PERFORMER: Various soloists, choirs and conductors
CATALOGUE NO: CD-1179 ADD/DDD Reissue

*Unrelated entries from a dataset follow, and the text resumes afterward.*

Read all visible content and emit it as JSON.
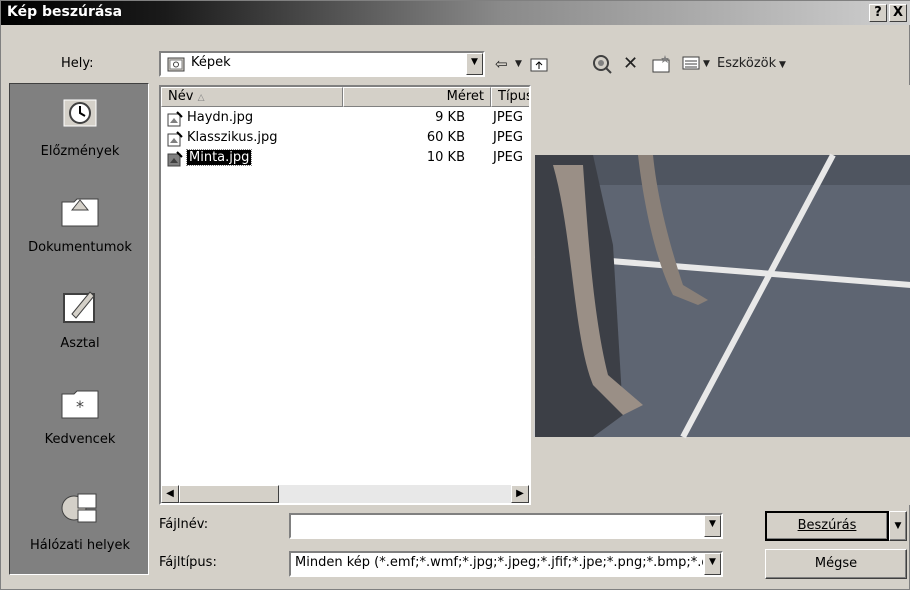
{
  "window": {
    "title": "Kép beszúrása",
    "help_label": "?",
    "close_label": "X"
  },
  "location": {
    "label": "Hely:",
    "value": "Képek"
  },
  "toolbar": {
    "back_icon": "back-arrow-icon",
    "up_icon": "up-folder-icon",
    "search_icon": "search-web-icon",
    "delete_icon": "delete-icon",
    "new_folder_icon": "new-folder-icon",
    "views_icon": "views-icon",
    "tools_label": "Eszközök"
  },
  "places": [
    {
      "label": "Előzmények",
      "icon": "history-icon"
    },
    {
      "label": "Dokumentumok",
      "icon": "documents-folder-icon"
    },
    {
      "label": "Asztal",
      "icon": "desktop-icon"
    },
    {
      "label": "Kedvencek",
      "icon": "favorites-folder-icon"
    },
    {
      "label": "Hálózati helyek",
      "icon": "network-places-icon"
    }
  ],
  "file_list": {
    "columns": {
      "name": "Név",
      "size": "Méret",
      "type": "Típus"
    },
    "rows": [
      {
        "name": "Haydn.jpg",
        "size": "9 KB",
        "type": "JPEG"
      },
      {
        "name": "Klasszikus.jpg",
        "size": "60 KB",
        "type": "JPEG"
      },
      {
        "name": "Minta.jpg",
        "size": "10 KB",
        "type": "JPEG"
      }
    ]
  },
  "filename": {
    "label": "Fájlnév:",
    "value": ""
  },
  "filetype": {
    "label": "Fájltípus:",
    "value": "Minden kép (*.emf;*.wmf;*.jpg;*.jpeg;*.jfif;*.jpe;*.png;*.bmp;*.dib;*.rle;*.gif;*.emz;*.wmz;*.pcz;*.tif;*.tiff;*.eps;*.pct;*.pict;*.wpg)"
  },
  "buttons": {
    "insert": "Beszúrás",
    "cancel": "Mégse"
  },
  "colors": {
    "selection": "#000080",
    "preview_track": "#5e6572"
  }
}
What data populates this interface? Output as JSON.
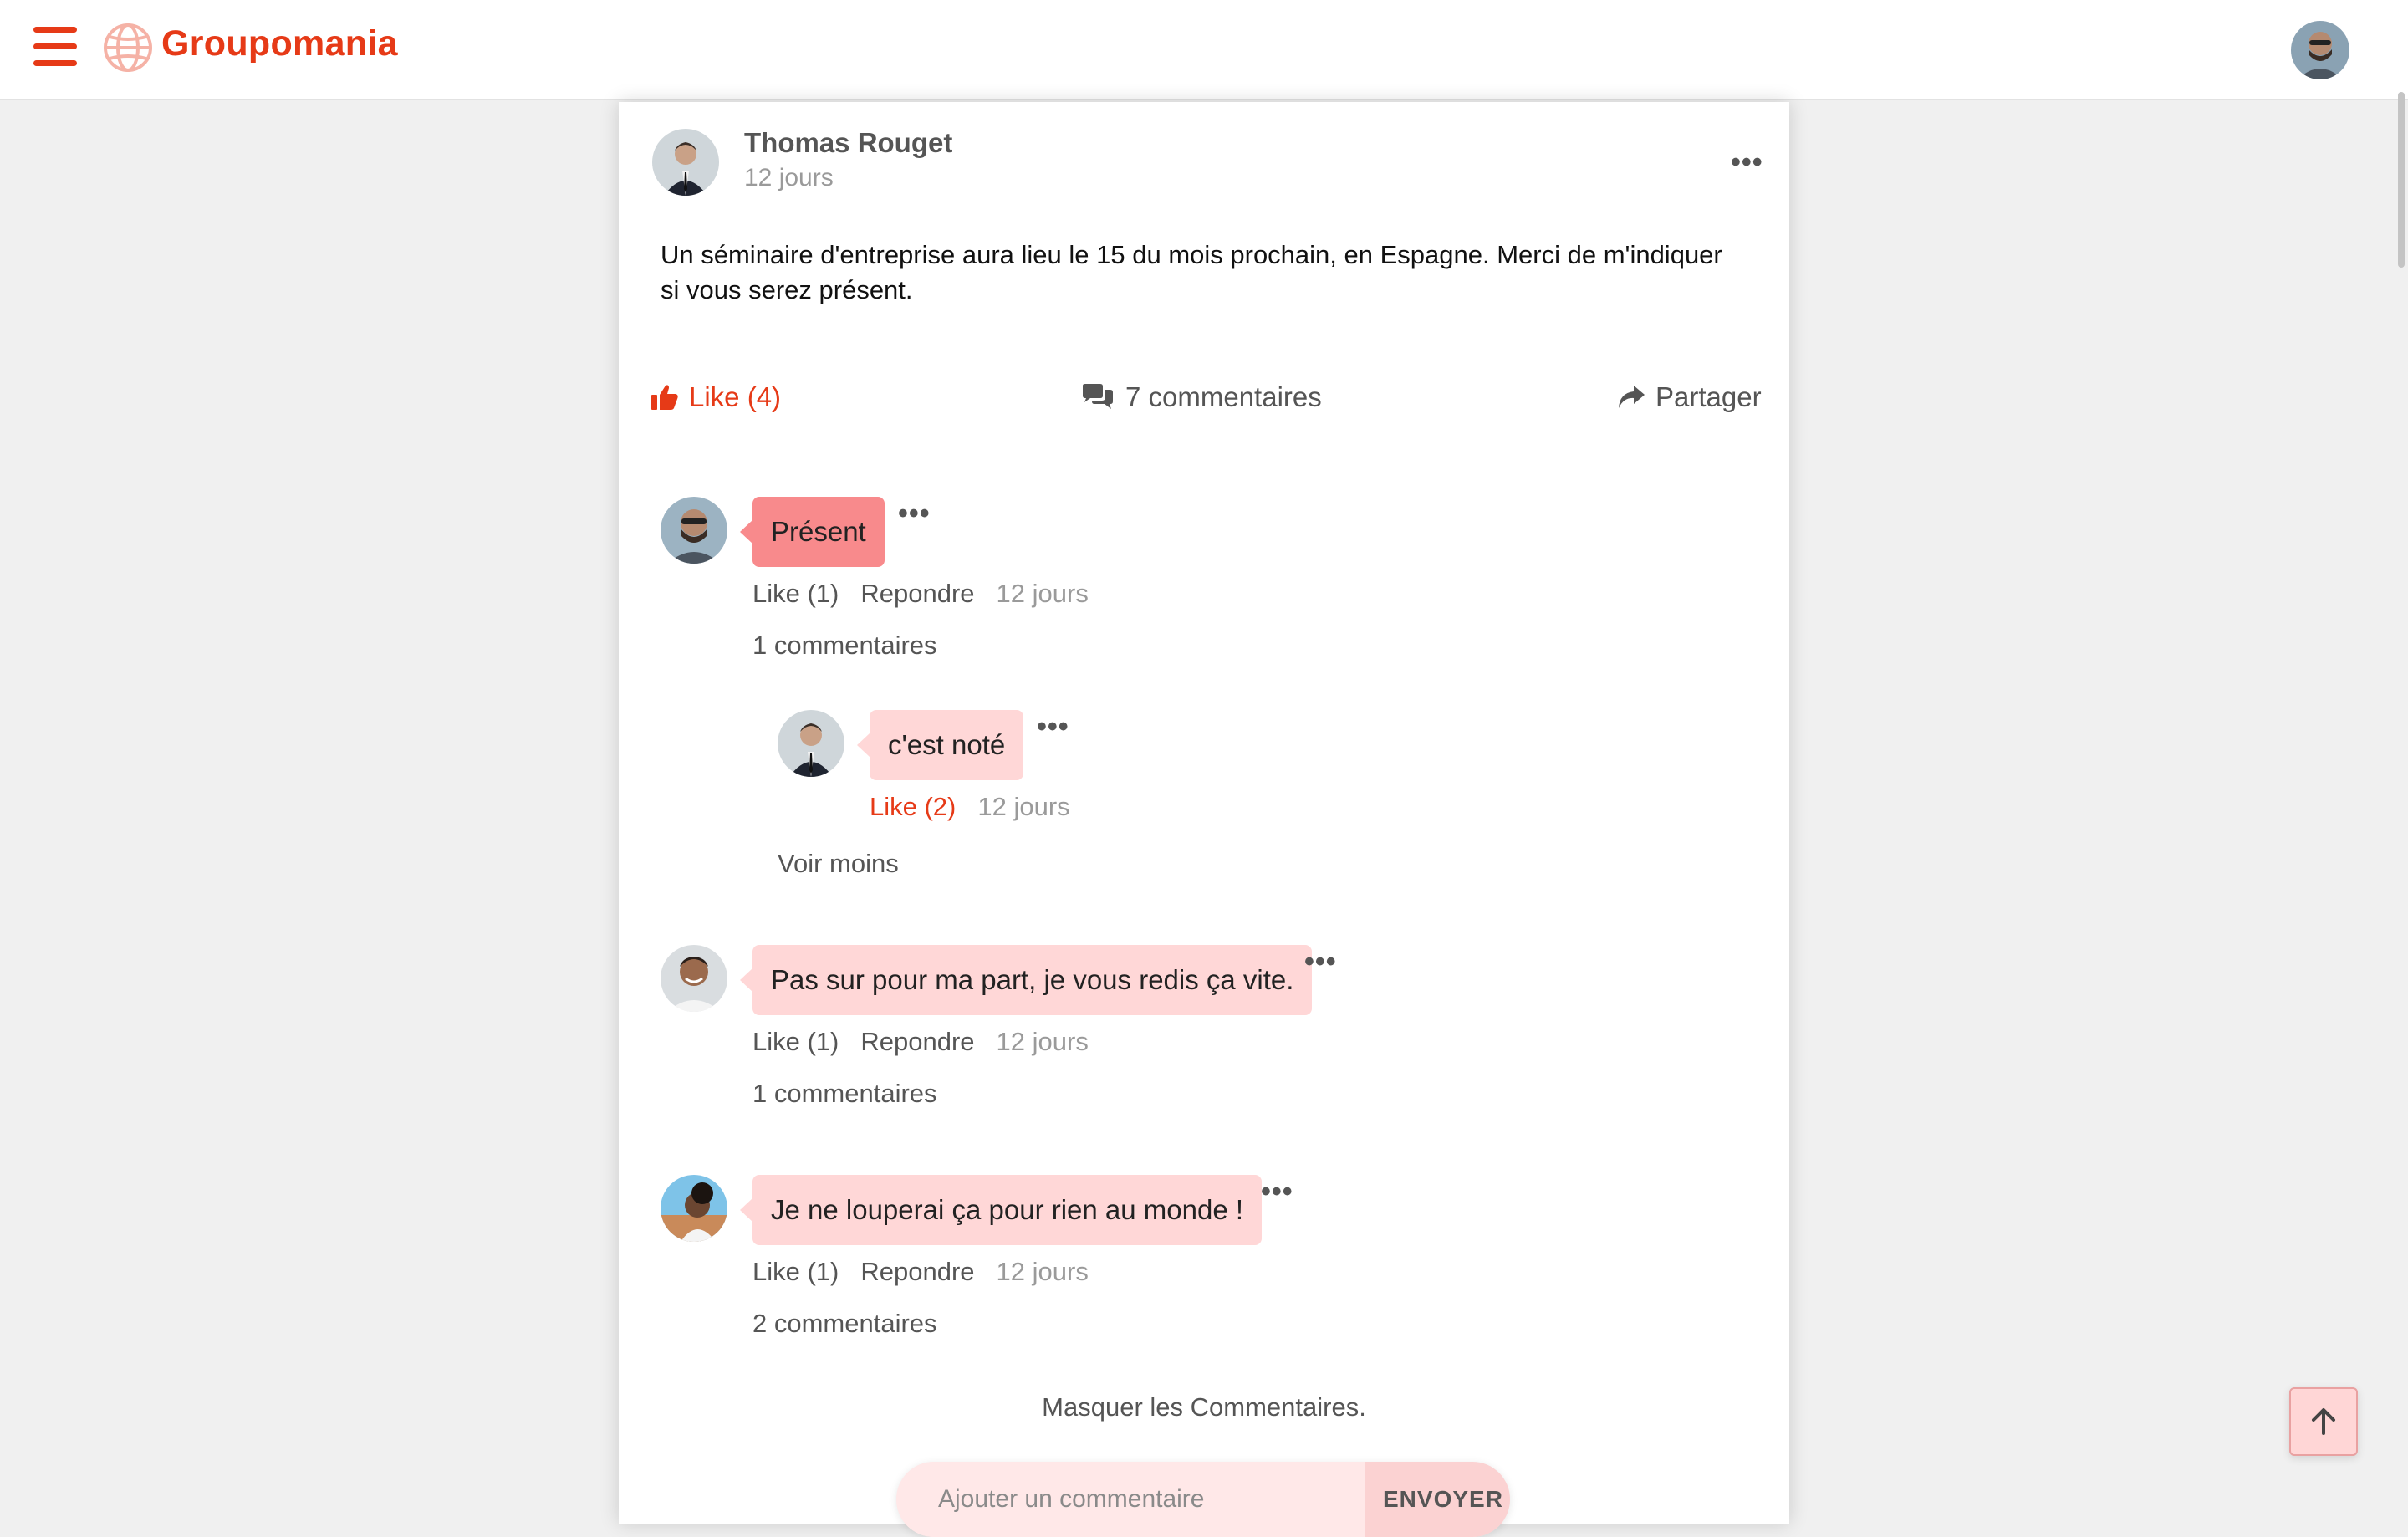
{
  "header": {
    "brand": "Groupomania",
    "menu_icon": "hamburger-menu-icon",
    "logo_icon": "globe-icon",
    "profile_icon": "user-avatar"
  },
  "colors": {
    "accent": "#e63a17",
    "bubble_highlight": "#f88a8c",
    "bubble": "#ffd7d7",
    "background": "#f0f0f0"
  },
  "post": {
    "author": "Thomas Rouget",
    "time": "12 jours",
    "text": "Un séminaire d'entreprise aura lieu le 15 du mois prochain, en Espagne. Merci de m'indiquer si vous serez présent.",
    "options": "•••",
    "actions": {
      "like": "Like (4)",
      "comments": "7 commentaires",
      "share": "Partager"
    }
  },
  "comments": [
    {
      "text": "Présent",
      "like": "Like (1)",
      "reply": "Repondre",
      "time": "12 jours",
      "count": "1 commentaires",
      "options": "•••",
      "replies": [
        {
          "text": "c'est noté",
          "like": "Like (2)",
          "time": "12 jours",
          "options": "•••"
        }
      ],
      "see_less": "Voir moins"
    },
    {
      "text": "Pas sur pour ma part, je vous redis ça vite.",
      "like": "Like (1)",
      "reply": "Repondre",
      "time": "12 jours",
      "count": "1 commentaires",
      "options": "•••"
    },
    {
      "text": "Je ne louperai ça pour rien au monde !",
      "like": "Like (1)",
      "reply": "Repondre",
      "time": "12 jours",
      "count": "2 commentaires",
      "options": "•••"
    }
  ],
  "hide_comments": "Masquer les Commentaires.",
  "comment_form": {
    "placeholder": "Ajouter un commentaire",
    "send": "ENVOYER"
  },
  "scroll_top_icon": "arrow-up-icon"
}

Thank heavens, say I, that there are rare exceptions to the unspoken rule that a good Christmas disc should contain only the predictable, the saccharine, the sentimental. One look at the supporting cast list of Sumi Jo’s unpromisingly entitled The Christmas Album tells us that this might be an instance. First, the Cologne Vocal Ensemble and Baroque ensemble Cappella Coloniensis under Michael Schneider, with Bach (Gottfried) on fortepiano. Then the Appalachian folksong ‘I wonder as I wander’, and the disc moves swiftly into a different world with a chorale from the Christmas Oratorio of Bach (JS), Alessandro Scarlatti’s Cantata pastorale per la nascita di Nostro Signore, another Christmas cantata by one Christoph Bernhard, a movement from an early Mozart symphony, Vivaldi’s Violin Concerto Il riposo – per il Santissimo Natale (with the excellent Hiro Kurosaki), Mozart’s Exsultate, jubilate. Oh dear, though, what’s this? Gruber’s ‘Stille Nacht’. Twice. Never mind. One performance is of the original version, and its parallel thirds swing lightly and are less sugary than most versions. The second, an arrangement for fortepiano and violin, is just about forgivable, if dangerously slow.

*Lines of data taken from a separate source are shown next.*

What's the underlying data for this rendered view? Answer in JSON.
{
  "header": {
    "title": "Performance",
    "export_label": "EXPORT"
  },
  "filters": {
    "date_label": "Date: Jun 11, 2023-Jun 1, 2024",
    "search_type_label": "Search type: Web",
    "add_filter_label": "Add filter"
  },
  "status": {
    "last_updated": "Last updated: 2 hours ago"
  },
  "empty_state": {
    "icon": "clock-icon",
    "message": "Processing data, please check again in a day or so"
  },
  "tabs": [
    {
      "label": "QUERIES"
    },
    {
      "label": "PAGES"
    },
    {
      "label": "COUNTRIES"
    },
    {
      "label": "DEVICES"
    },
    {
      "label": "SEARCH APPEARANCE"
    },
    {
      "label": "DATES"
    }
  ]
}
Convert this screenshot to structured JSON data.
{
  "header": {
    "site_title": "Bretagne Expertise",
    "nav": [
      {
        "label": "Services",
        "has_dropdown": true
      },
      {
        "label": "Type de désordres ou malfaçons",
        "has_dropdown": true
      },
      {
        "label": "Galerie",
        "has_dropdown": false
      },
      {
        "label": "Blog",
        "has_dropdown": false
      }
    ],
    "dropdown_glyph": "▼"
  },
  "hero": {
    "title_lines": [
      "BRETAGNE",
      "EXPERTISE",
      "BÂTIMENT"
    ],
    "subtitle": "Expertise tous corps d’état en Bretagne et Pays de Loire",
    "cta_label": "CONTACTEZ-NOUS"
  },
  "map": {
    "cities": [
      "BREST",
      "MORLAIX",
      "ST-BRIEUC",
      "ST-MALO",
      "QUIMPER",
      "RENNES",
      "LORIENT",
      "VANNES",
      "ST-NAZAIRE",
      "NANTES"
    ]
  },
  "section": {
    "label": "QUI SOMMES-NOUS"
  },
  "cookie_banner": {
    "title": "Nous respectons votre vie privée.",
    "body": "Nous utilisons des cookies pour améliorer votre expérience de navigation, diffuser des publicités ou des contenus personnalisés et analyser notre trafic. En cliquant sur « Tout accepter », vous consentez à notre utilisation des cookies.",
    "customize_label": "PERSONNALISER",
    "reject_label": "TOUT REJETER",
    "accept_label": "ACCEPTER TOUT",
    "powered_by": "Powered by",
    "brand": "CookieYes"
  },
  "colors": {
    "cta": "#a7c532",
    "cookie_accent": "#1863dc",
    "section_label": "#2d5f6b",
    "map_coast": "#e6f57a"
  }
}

A BIS release, Christmas in Sweden, profiles several excellent choirs and includes welcome leavenings of the unknown, including rousing works by Gunnar Wennerberg (Psalm 24) and Georg Vogler (‘Hosianna’). There are also Bach organ pieces, quite a few nice folk tunes, a dash of Sibelius and Nielsen. But one doesn’t get away entirely without sentimentality – ‘Santa Lucia’ sung by a children’s choir in Swedish, for instance. And, wouldn’t you know it, hidden at track 15 (of 31), ‘Stille Nacht’ as soupily done as any reading, with humming male voice choir backing the soprano Christina Högman. Yuck to that.
The other two are more predictable. The American male vocal ensemble Chanticleer’s offering contains clever, beautifully sung arrangements of the familiar and less familiar, with Dawn Upshaw taking the guest star’s role in several works. Including ‘Stille Nacht’. And lastly Trinity College, Cambridge’s offering under Richard Marlow. It’s a fine choir, but it sings for the most part the usual Oxbridge collegiate nine lessons and carols stuff in fancy arrangements. No ‘Stille Nacht’, though. Stephen Pettitt